Today, the number of hours a Brazilian woman spends watching telenovelas, or domestically produced soap operas, strongly predicts how many children she will have. These soaps, though rarely addressing reproductive issues directly, typically depict wealthy individuals living the high life in big cities. The man are dashing, lustful, power hungry, and unattached. The women are lithesome, manipulative, independent, and in control of their own bodies. The few who have young children delegate their care to nannies.
The telenovelas, in other words, reinforce a cultural message that is conveyed as well by many Hollywood films and other North American cultural exports: that people with wealth, people with sophistication, people who are free and self-fulfilled, are people who have at most one or two children, and who do not let their roles as mothers or fathers dominate their exciting lives.

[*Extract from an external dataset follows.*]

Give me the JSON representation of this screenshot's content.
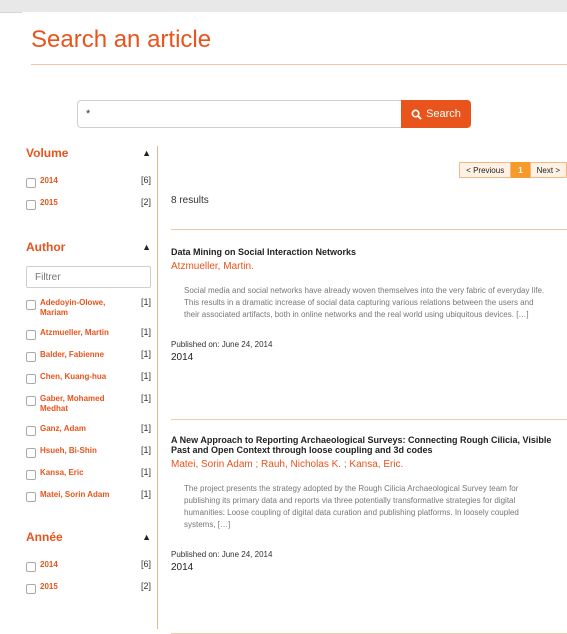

Tuesday, March 30, 2010
Quote: The Empty Cradle
From The Empty Cradle: How Falling Birthrates Threaten World Prosperity And What To Do About Itby Phillip Longman